── Given records ──

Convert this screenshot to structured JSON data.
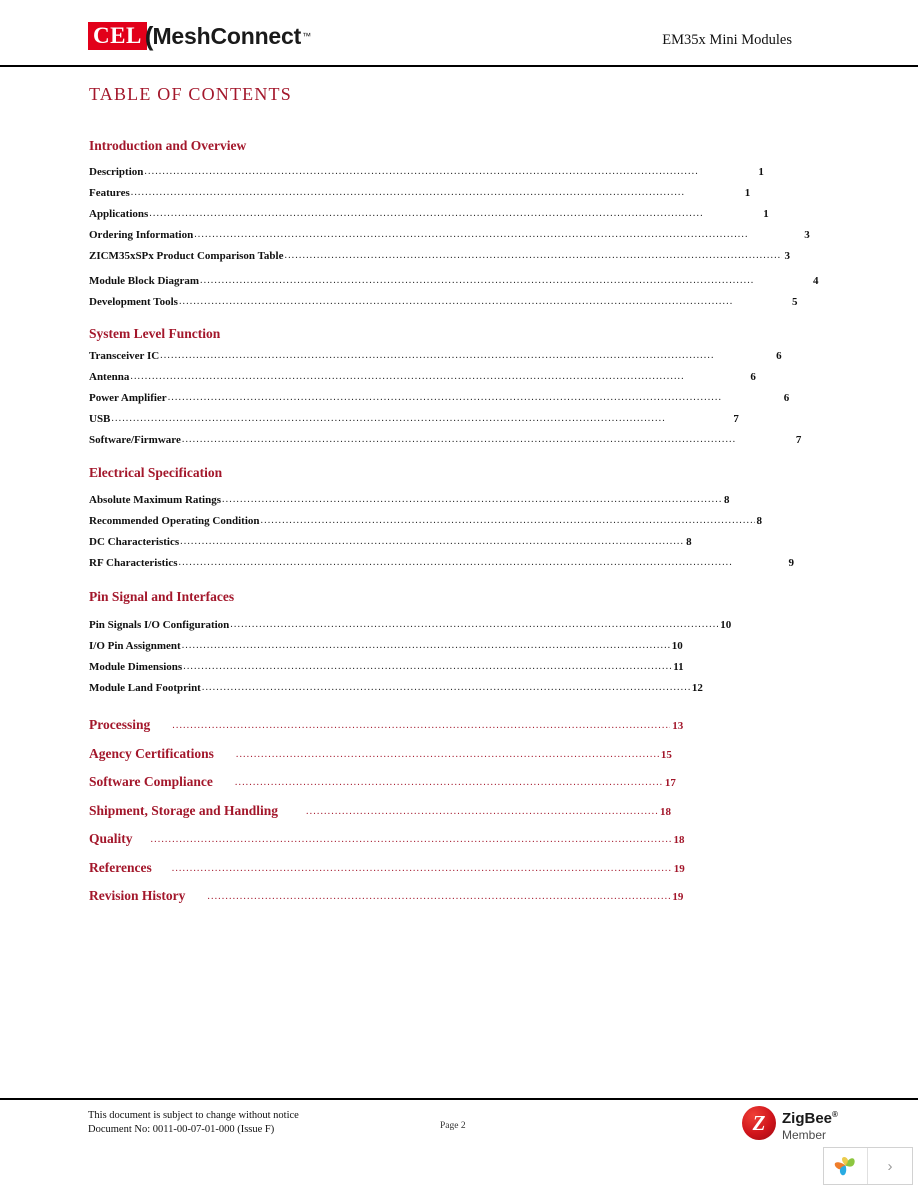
{
  "header": {
    "logo": {
      "brand_mark": "CEL",
      "brand_name": "MeshConnect",
      "trademark": "™"
    },
    "document_title": "EM35x Mini Modules"
  },
  "toc": {
    "title": "TABLE OF CONTENTS",
    "sections": [
      {
        "heading": "Introduction and Overview",
        "entries": [
          {
            "label": "Description",
            "page": "1",
            "leader_width": 612,
            "level": 1
          },
          {
            "label": "Features",
            "page": "1",
            "leader_width": 612,
            "level": 1
          },
          {
            "label": "Applications",
            "page": "1",
            "leader_width": 612,
            "level": 1
          },
          {
            "label": "Ordering Information",
            "page": "3",
            "leader_width": 608,
            "level": 1
          },
          {
            "label": "ZICM35xSPx Product Comparison Table",
            "page": "3",
            "leader_width": 498,
            "level": 2
          },
          {
            "label": "Module Block Diagram",
            "page": "4",
            "leader_width": 611,
            "level": 1
          },
          {
            "label": "Development Tools",
            "page": "5",
            "leader_width": 611,
            "level": 1
          }
        ]
      },
      {
        "heading": "System Level Function",
        "entries": [
          {
            "label": "Transceiver IC",
            "page": "6",
            "leader_width": 614,
            "level": 1
          },
          {
            "label": "Antenna",
            "page": "6",
            "leader_width": 618,
            "level": 1
          },
          {
            "label": "Power Amplifier",
            "page": "6",
            "leader_width": 614,
            "level": 1
          },
          {
            "label": "USB",
            "page": "7",
            "leader_width": 620,
            "level": 1
          },
          {
            "label": "Software/Firmware",
            "page": "7",
            "leader_width": 612,
            "level": 1
          }
        ]
      },
      {
        "heading": "Electrical Specification",
        "entries": [
          {
            "label": "Absolute Maximum Ratings",
            "page": "8",
            "leader_width": 603,
            "level": 1
          },
          {
            "label": "Recommended Operating Condition",
            "page": "8",
            "leader_width": 597,
            "level": 1
          },
          {
            "label": "DC Characteristics",
            "page": "8",
            "leader_width": 607,
            "level": 1
          },
          {
            "label": "RF Characteristics",
            "page": "9",
            "leader_width": 608,
            "level": 1
          }
        ]
      },
      {
        "heading": "Pin Signal and Interfaces",
        "entries": [
          {
            "label": "Pin Signals I/O Configuration",
            "page": "10",
            "leader_width": 594,
            "level": 1
          },
          {
            "label": "I/O Pin Assignment",
            "page": "10",
            "leader_width": 594,
            "level": 1
          },
          {
            "label": "Module Dimensions",
            "page": "11",
            "leader_width": 594,
            "level": 1
          },
          {
            "label": "Module Land Footprint",
            "page": "12",
            "leader_width": 594,
            "level": 1
          }
        ]
      }
    ],
    "top_level_entries": [
      {
        "label": "Processing",
        "page": "13",
        "leader_width": 498
      },
      {
        "label": "Agency Certifications",
        "page": "15",
        "leader_width": 423
      },
      {
        "label": "Software Compliance",
        "page": "17",
        "leader_width": 428
      },
      {
        "label": "Shipment, Storage and Handling",
        "page": "18",
        "leader_width": 352
      },
      {
        "label": "Quality",
        "page": "18",
        "leader_width": 521
      },
      {
        "label": "References",
        "page": "19",
        "leader_width": 500
      },
      {
        "label": "Revision History",
        "page": "19",
        "leader_width": 463
      }
    ]
  },
  "footer": {
    "disclaimer": "This document is subject to change without notice",
    "document_no": "Document No: 0011-00-07-01-000 (Issue F)",
    "page_label": "Page 2",
    "zigbee": {
      "glyph": "Z",
      "name": "ZigBee",
      "registered": "®",
      "member": "Member"
    }
  },
  "overlay_widget": {
    "next_glyph": "›"
  },
  "colors": {
    "heading_red": "#A3172B",
    "logo_red": "#E2001A",
    "rule_black": "#000000"
  }
}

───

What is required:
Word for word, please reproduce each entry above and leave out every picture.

Answer space:
Convert this screenshot to structured JSON data.
{
  "header": {
    "logo": {
      "brand_mark": "CEL",
      "brand_name": "MeshConnect",
      "trademark": "™"
    },
    "document_title": "EM35x Mini Modules"
  },
  "toc": {
    "title": "TABLE OF CONTENTS",
    "sections": [
      {
        "heading": "Introduction and Overview",
        "entries": [
          {
            "label": "Description",
            "page": "1",
            "leader_width": 612,
            "level": 1
          },
          {
            "label": "Features",
            "page": "1",
            "leader_width": 612,
            "level": 1
          },
          {
            "label": "Applications",
            "page": "1",
            "leader_width": 612,
            "level": 1
          },
          {
            "label": "Ordering Information",
            "page": "3",
            "leader_width": 608,
            "level": 1
          },
          {
            "label": "ZICM35xSPx Product Comparison Table",
            "page": "3",
            "leader_width": 498,
            "level": 2
          },
          {
            "label": "Module Block Diagram",
            "page": "4",
            "leader_width": 611,
            "level": 1
          },
          {
            "label": "Development Tools",
            "page": "5",
            "leader_width": 611,
            "level": 1
          }
        ]
      },
      {
        "heading": "System Level Function",
        "entries": [
          {
            "label": "Transceiver IC",
            "page": "6",
            "leader_width": 614,
            "level": 1
          },
          {
            "label": "Antenna",
            "page": "6",
            "leader_width": 618,
            "level": 1
          },
          {
            "label": "Power Amplifier",
            "page": "6",
            "leader_width": 614,
            "level": 1
          },
          {
            "label": "USB",
            "page": "7",
            "leader_width": 620,
            "level": 1
          },
          {
            "label": "Software/Firmware",
            "page": "7",
            "leader_width": 612,
            "level": 1
          }
        ]
      },
      {
        "heading": "Electrical Specification",
        "entries": [
          {
            "label": "Absolute Maximum Ratings",
            "page": "8",
            "leader_width": 603,
            "level": 1
          },
          {
            "label": "Recommended Operating Condition",
            "page": "8",
            "leader_width": 597,
            "level": 1
          },
          {
            "label": "DC Characteristics",
            "page": "8",
            "leader_width": 607,
            "level": 1
          },
          {
            "label": "RF Characteristics",
            "page": "9",
            "leader_width": 608,
            "level": 1
          }
        ]
      },
      {
        "heading": "Pin Signal and Interfaces",
        "entries": [
          {
            "label": "Pin Signals I/O Configuration",
            "page": "10",
            "leader_width": 594,
            "level": 1
          },
          {
            "label": "I/O Pin Assignment",
            "page": "10",
            "leader_width": 594,
            "level": 1
          },
          {
            "label": "Module Dimensions",
            "page": "11",
            "leader_width": 594,
            "level": 1
          },
          {
            "label": "Module Land Footprint",
            "page": "12",
            "leader_width": 594,
            "level": 1
          }
        ]
      }
    ],
    "top_level_entries": [
      {
        "label": "Processing",
        "page": "13",
        "leader_width": 498
      },
      {
        "label": "Agency Certifications",
        "page": "15",
        "leader_width": 423
      },
      {
        "label": "Software Compliance",
        "page": "17",
        "leader_width": 428
      },
      {
        "label": "Shipment, Storage and Handling",
        "page": "18",
        "leader_width": 352
      },
      {
        "label": "Quality",
        "page": "18",
        "leader_width": 521
      },
      {
        "label": "References",
        "page": "19",
        "leader_width": 500
      },
      {
        "label": "Revision History",
        "page": "19",
        "leader_width": 463
      }
    ]
  },
  "footer": {
    "disclaimer": "This document is subject to change without notice",
    "document_no": "Document No: 0011-00-07-01-000 (Issue F)",
    "page_label": "Page 2",
    "zigbee": {
      "glyph": "Z",
      "name": "ZigBee",
      "registered": "®",
      "member": "Member"
    }
  },
  "overlay_widget": {
    "next_glyph": "›"
  },
  "colors": {
    "heading_red": "#A3172B",
    "logo_red": "#E2001A",
    "rule_black": "#000000"
  }
}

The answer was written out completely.